**Work to be completed**
Once you have read the listing below, output it again exactly.

**Recorded information**
※ ※ ※
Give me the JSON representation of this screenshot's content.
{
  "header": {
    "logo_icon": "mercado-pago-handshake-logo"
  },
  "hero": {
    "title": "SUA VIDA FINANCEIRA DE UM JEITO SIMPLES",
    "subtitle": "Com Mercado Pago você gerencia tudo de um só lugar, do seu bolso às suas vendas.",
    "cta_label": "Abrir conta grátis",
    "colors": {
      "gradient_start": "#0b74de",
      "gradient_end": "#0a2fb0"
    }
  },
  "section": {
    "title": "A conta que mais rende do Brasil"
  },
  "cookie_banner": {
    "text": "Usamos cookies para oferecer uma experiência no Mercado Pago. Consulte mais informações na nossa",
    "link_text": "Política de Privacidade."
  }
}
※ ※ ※
**Written response**
Give me the JSON representation of this screenshot's content.
{
  "header": {
    "logo_icon": "mercado-pago-handshake-logo"
  },
  "hero": {
    "title": "SUA VIDA FINANCEIRA DE UM JEITO SIMPLES",
    "subtitle": "Com Mercado Pago você gerencia tudo de um só lugar, do seu bolso às suas vendas.",
    "cta_label": "Abrir conta grátis",
    "colors": {
      "gradient_start": "#0b74de",
      "gradient_end": "#0a2fb0"
    }
  },
  "section": {
    "title": "A conta que mais rende do Brasil"
  },
  "cookie_banner": {
    "text": "Usamos cookies para oferecer uma experiência no Mercado Pago. Consulte mais informações na nossa",
    "link_text": "Política de Privacidade."
  }
}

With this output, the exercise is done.